- [Problem requirements]:
Filter the material, keeping only lines with the word "Description".

- [Records for the exercise]:

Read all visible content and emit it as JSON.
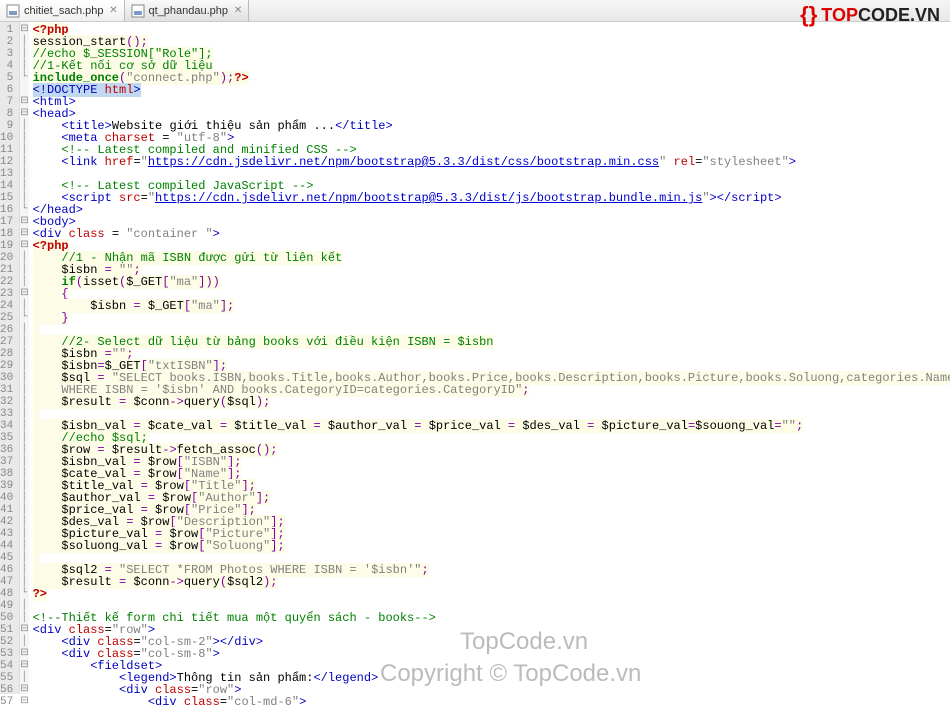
{
  "tabs": [
    {
      "label": "chitiet_sach.php",
      "active": true
    },
    {
      "label": "qt_phandau.php",
      "active": false
    }
  ],
  "logo": {
    "top": "TOP",
    "code": "CODE",
    "tld": ".VN"
  },
  "watermarks": {
    "w1": "TopCode.vn",
    "w2": "Copyright © TopCode.vn"
  },
  "lines": [
    {
      "n": 1,
      "fold": "⊟",
      "cls": "hl-php",
      "html": "<span class='c-phpdelim'>&lt;?php</span>"
    },
    {
      "n": 2,
      "fold": "│",
      "cls": "hl-php",
      "html": "<span class='c-var'>session_start</span><span class='c-op'>();</span>"
    },
    {
      "n": 3,
      "fold": "│",
      "cls": "hl-php",
      "html": "<span class='c-cmt'>//echo $_SESSION[\"Role\"];</span>"
    },
    {
      "n": 4,
      "fold": "│",
      "cls": "hl-php",
      "html": "<span class='c-cmt'>//1-Kết nối cơ sở dữ liệu</span>"
    },
    {
      "n": 5,
      "fold": "└",
      "cls": "hl-php",
      "html": "<span class='c-phpkw'>include_once</span><span class='c-op'>(</span><span class='c-str'>\"connect.php\"</span><span class='c-op'>);</span><span class='c-phpdelim'>?&gt;</span>"
    },
    {
      "n": 6,
      "fold": "",
      "cls": "",
      "html": "<span class='hl-sel'><span class='c-tag'>&lt;!DOCTYPE</span> <span class='c-attr'>html</span><span class='c-tag'>&gt;</span></span>"
    },
    {
      "n": 7,
      "fold": "⊟",
      "cls": "",
      "html": "<span class='c-tag'>&lt;html&gt;</span>"
    },
    {
      "n": 8,
      "fold": "⊟",
      "cls": "",
      "html": "<span class='c-tag'>&lt;head&gt;</span>"
    },
    {
      "n": 9,
      "fold": "│",
      "cls": "",
      "html": "    <span class='c-tag'>&lt;title&gt;</span>Website giới thiệu sản phẩm ...<span class='c-tag'>&lt;/title&gt;</span>"
    },
    {
      "n": 10,
      "fold": "│",
      "cls": "",
      "html": "    <span class='c-tag'>&lt;meta</span> <span class='c-attr'>charset</span> = <span class='c-str'>\"utf-8\"</span><span class='c-tag'>&gt;</span>"
    },
    {
      "n": 11,
      "fold": "│",
      "cls": "",
      "html": "    <span class='c-cmt'>&lt;!-- Latest compiled and minified CSS --&gt;</span>"
    },
    {
      "n": 12,
      "fold": "│",
      "cls": "",
      "html": "    <span class='c-tag'>&lt;link</span> <span class='c-attr'>href</span>=<span class='c-str'>\"</span><span class='c-url'>https://cdn.jsdelivr.net/npm/bootstrap@5.3.3/dist/css/bootstrap.min.css</span><span class='c-str'>\"</span> <span class='c-attr'>rel</span>=<span class='c-str'>\"stylesheet\"</span><span class='c-tag'>&gt;</span>"
    },
    {
      "n": 13,
      "fold": "│",
      "cls": "",
      "html": ""
    },
    {
      "n": 14,
      "fold": "│",
      "cls": "",
      "html": "    <span class='c-cmt'>&lt;!-- Latest compiled JavaScript --&gt;</span>"
    },
    {
      "n": 15,
      "fold": "│",
      "cls": "",
      "html": "    <span class='c-tag'>&lt;script</span> <span class='c-attr'>src</span>=<span class='c-str'>\"</span><span class='c-url'>https://cdn.jsdelivr.net/npm/bootstrap@5.3.3/dist/js/bootstrap.bundle.min.js</span><span class='c-str'>\"</span><span class='c-tag'>&gt;&lt;/script&gt;</span>"
    },
    {
      "n": 16,
      "fold": "└",
      "cls": "",
      "html": "<span class='c-tag'>&lt;/head&gt;</span>"
    },
    {
      "n": 17,
      "fold": "⊟",
      "cls": "",
      "html": "<span class='c-tag'>&lt;body&gt;</span>"
    },
    {
      "n": 18,
      "fold": "⊟",
      "cls": "",
      "html": "<span class='c-tag'>&lt;div</span> <span class='c-attr'>class</span> = <span class='c-str'>\"container \"</span><span class='c-tag'>&gt;</span>"
    },
    {
      "n": 19,
      "fold": "⊟",
      "cls": "hl-php",
      "html": "<span class='c-phpdelim'>&lt;?php</span>"
    },
    {
      "n": 20,
      "fold": "│",
      "cls": "hl-php",
      "html": "    <span class='c-cmt'>//1 - Nhận mã ISBN được gửi từ liên kết</span>"
    },
    {
      "n": 21,
      "fold": "│",
      "cls": "hl-php",
      "html": "    <span class='c-var'>$isbn</span> <span class='c-op'>=</span> <span class='c-str'>\"\"</span><span class='c-op'>;</span>"
    },
    {
      "n": 22,
      "fold": "│",
      "cls": "hl-php",
      "html": "    <span class='c-phpkw'>if</span><span class='c-op'>(</span><span class='c-var'>isset</span><span class='c-op'>(</span><span class='c-var'>$_GET</span><span class='c-op'>[</span><span class='c-str'>\"ma\"</span><span class='c-op'>]))</span>"
    },
    {
      "n": 23,
      "fold": "⊟",
      "cls": "hl-php",
      "html": "    <span class='c-op'>{</span>"
    },
    {
      "n": 24,
      "fold": "│",
      "cls": "hl-php",
      "html": "        <span class='c-var'>$isbn</span> <span class='c-op'>=</span> <span class='c-var'>$_GET</span><span class='c-op'>[</span><span class='c-str'>\"ma\"</span><span class='c-op'>];</span>"
    },
    {
      "n": 25,
      "fold": "└",
      "cls": "hl-php",
      "html": "    <span class='c-op'>}</span>"
    },
    {
      "n": 26,
      "fold": "│",
      "cls": "hl-php",
      "html": ""
    },
    {
      "n": 27,
      "fold": "│",
      "cls": "hl-php",
      "html": "    <span class='c-cmt'>//2- Select dữ liệu từ bảng books với điều kiện ISBN = $isbn</span>"
    },
    {
      "n": 28,
      "fold": "│",
      "cls": "hl-php",
      "html": "    <span class='c-var'>$isbn</span> <span class='c-op'>=</span><span class='c-str'>\"\"</span><span class='c-op'>;</span>"
    },
    {
      "n": 29,
      "fold": "│",
      "cls": "hl-php",
      "html": "    <span class='c-var'>$isbn</span><span class='c-op'>=</span><span class='c-var'>$_GET</span><span class='c-op'>[</span><span class='c-str'>\"txtISBN\"</span><span class='c-op'>];</span>"
    },
    {
      "n": 30,
      "fold": "│",
      "cls": "hl-php",
      "html": "    <span class='c-var'>$sql</span> <span class='c-op'>=</span> <span class='c-str'>\"SELECT books.ISBN,books.Title,books.Author,books.Price,books.Description,books.Picture,books.Soluong,categories.Name FROM books,categories</span>"
    },
    {
      "n": 31,
      "fold": "│",
      "cls": "hl-php",
      "html": "    <span class='c-str'>WHERE ISBN = '$isbn' AND books.CategoryID=categories.CategoryID\"</span><span class='c-op'>;</span>"
    },
    {
      "n": 32,
      "fold": "│",
      "cls": "hl-php",
      "html": "    <span class='c-var'>$result</span> <span class='c-op'>=</span> <span class='c-var'>$conn</span><span class='c-op'>-&gt;</span><span class='c-var'>query</span><span class='c-op'>(</span><span class='c-var'>$sql</span><span class='c-op'>);</span>"
    },
    {
      "n": 33,
      "fold": "│",
      "cls": "hl-php",
      "html": ""
    },
    {
      "n": 34,
      "fold": "│",
      "cls": "hl-php",
      "html": "    <span class='c-var'>$isbn_val</span> <span class='c-op'>=</span> <span class='c-var'>$cate_val</span> <span class='c-op'>=</span> <span class='c-var'>$title_val</span> <span class='c-op'>=</span> <span class='c-var'>$author_val</span> <span class='c-op'>=</span> <span class='c-var'>$price_val</span> <span class='c-op'>=</span> <span class='c-var'>$des_val</span> <span class='c-op'>=</span> <span class='c-var'>$picture_val</span><span class='c-op'>=</span><span class='c-var'>$souong_val</span><span class='c-op'>=</span><span class='c-str'>\"\"</span><span class='c-op'>;</span>"
    },
    {
      "n": 35,
      "fold": "│",
      "cls": "hl-php",
      "html": "    <span class='c-cmt'>//echo $sql;</span>"
    },
    {
      "n": 36,
      "fold": "│",
      "cls": "hl-php",
      "html": "    <span class='c-var'>$row</span> <span class='c-op'>=</span> <span class='c-var'>$result</span><span class='c-op'>-&gt;</span><span class='c-var'>fetch_assoc</span><span class='c-op'>();</span>"
    },
    {
      "n": 37,
      "fold": "│",
      "cls": "hl-php",
      "html": "    <span class='c-var'>$isbn_val</span> <span class='c-op'>=</span> <span class='c-var'>$row</span><span class='c-op'>[</span><span class='c-str'>\"ISBN\"</span><span class='c-op'>];</span>"
    },
    {
      "n": 38,
      "fold": "│",
      "cls": "hl-php",
      "html": "    <span class='c-var'>$cate_val</span> <span class='c-op'>=</span> <span class='c-var'>$row</span><span class='c-op'>[</span><span class='c-str'>\"Name\"</span><span class='c-op'>];</span>"
    },
    {
      "n": 39,
      "fold": "│",
      "cls": "hl-php",
      "html": "    <span class='c-var'>$title_val</span> <span class='c-op'>=</span> <span class='c-var'>$row</span><span class='c-op'>[</span><span class='c-str'>\"Title\"</span><span class='c-op'>];</span>"
    },
    {
      "n": 40,
      "fold": "│",
      "cls": "hl-php",
      "html": "    <span class='c-var'>$author_val</span> <span class='c-op'>=</span> <span class='c-var'>$row</span><span class='c-op'>[</span><span class='c-str'>\"Author\"</span><span class='c-op'>];</span>"
    },
    {
      "n": 41,
      "fold": "│",
      "cls": "hl-php",
      "html": "    <span class='c-var'>$price_val</span> <span class='c-op'>=</span> <span class='c-var'>$row</span><span class='c-op'>[</span><span class='c-str'>\"Price\"</span><span class='c-op'>];</span>"
    },
    {
      "n": 42,
      "fold": "│",
      "cls": "hl-php",
      "html": "    <span class='c-var'>$des_val</span> <span class='c-op'>=</span> <span class='c-var'>$row</span><span class='c-op'>[</span><span class='c-str'>\"Description\"</span><span class='c-op'>];</span>"
    },
    {
      "n": 43,
      "fold": "│",
      "cls": "hl-php",
      "html": "    <span class='c-var'>$picture_val</span> <span class='c-op'>=</span> <span class='c-var'>$row</span><span class='c-op'>[</span><span class='c-str'>\"Picture\"</span><span class='c-op'>];</span>"
    },
    {
      "n": 44,
      "fold": "│",
      "cls": "hl-php",
      "html": "    <span class='c-var'>$soluong_val</span> <span class='c-op'>=</span> <span class='c-var'>$row</span><span class='c-op'>[</span><span class='c-str'>\"Soluong\"</span><span class='c-op'>];</span>"
    },
    {
      "n": 45,
      "fold": "│",
      "cls": "hl-php",
      "html": ""
    },
    {
      "n": 46,
      "fold": "│",
      "cls": "hl-php",
      "html": "    <span class='c-var'>$sql2</span> <span class='c-op'>=</span> <span class='c-str'>\"SELECT *FROM Photos WHERE ISBN = '$isbn'\"</span><span class='c-op'>;</span>"
    },
    {
      "n": 47,
      "fold": "│",
      "cls": "hl-php",
      "html": "    <span class='c-var'>$result</span> <span class='c-op'>=</span> <span class='c-var'>$conn</span><span class='c-op'>-&gt;</span><span class='c-var'>query</span><span class='c-op'>(</span><span class='c-var'>$sql2</span><span class='c-op'>);</span>"
    },
    {
      "n": 48,
      "fold": "└",
      "cls": "hl-php",
      "html": "<span class='c-phpdelim'>?&gt;</span>"
    },
    {
      "n": 49,
      "fold": "│",
      "cls": "",
      "html": ""
    },
    {
      "n": 50,
      "fold": "│",
      "cls": "",
      "html": "<span class='c-cmt'>&lt;!--Thiết kế form chi tiết mua một quyển sách - books--&gt;</span>"
    },
    {
      "n": 51,
      "fold": "⊟",
      "cls": "",
      "html": "<span class='c-tag'>&lt;div</span> <span class='c-attr'>class</span>=<span class='c-str'>\"row\"</span><span class='c-tag'>&gt;</span>"
    },
    {
      "n": 52,
      "fold": "│",
      "cls": "",
      "html": "    <span class='c-tag'>&lt;div</span> <span class='c-attr'>class</span>=<span class='c-str'>\"col-sm-2\"</span><span class='c-tag'>&gt;&lt;/div&gt;</span>"
    },
    {
      "n": 53,
      "fold": "⊟",
      "cls": "",
      "html": "    <span class='c-tag'>&lt;div</span> <span class='c-attr'>class</span>=<span class='c-str'>\"col-sm-8\"</span><span class='c-tag'>&gt;</span>"
    },
    {
      "n": 54,
      "fold": "⊟",
      "cls": "",
      "html": "        <span class='c-tag'>&lt;fieldset&gt;</span>"
    },
    {
      "n": 55,
      "fold": "│",
      "cls": "",
      "html": "            <span class='c-tag'>&lt;legend&gt;</span>Thông tin sản phẩm:<span class='c-tag'>&lt;/legend&gt;</span>"
    },
    {
      "n": 56,
      "fold": "⊟",
      "cls": "",
      "html": "            <span class='c-tag'>&lt;div</span> <span class='c-attr'>class</span>=<span class='c-str'>\"row\"</span><span class='c-tag'>&gt;</span>"
    },
    {
      "n": 57,
      "fold": "⊟",
      "cls": "",
      "html": "                <span class='c-tag'>&lt;div</span> <span class='c-attr'>class</span>=<span class='c-str'>\"col-md-6\"</span><span class='c-tag'>&gt;</span>"
    }
  ]
}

- [Solution to the exercise]:
      "html": "    <span class='c-var'>$sql</span> <span class='c-op'>=</span> <span class='c-str'>\"SELECT books.ISBN,books.Title,books.Author,books.Price,books.Description,books.Picture,books.Soluong,categories.Name FROM books,categories</span>"
      "html": "    <span class='c-var'>$des_val</span> <span class='c-op'>=</span> <span class='c-var'>$row</span><span class='c-op'>[</span><span class='c-str'>\"Description\"</span><span class='c-op'>];</span>"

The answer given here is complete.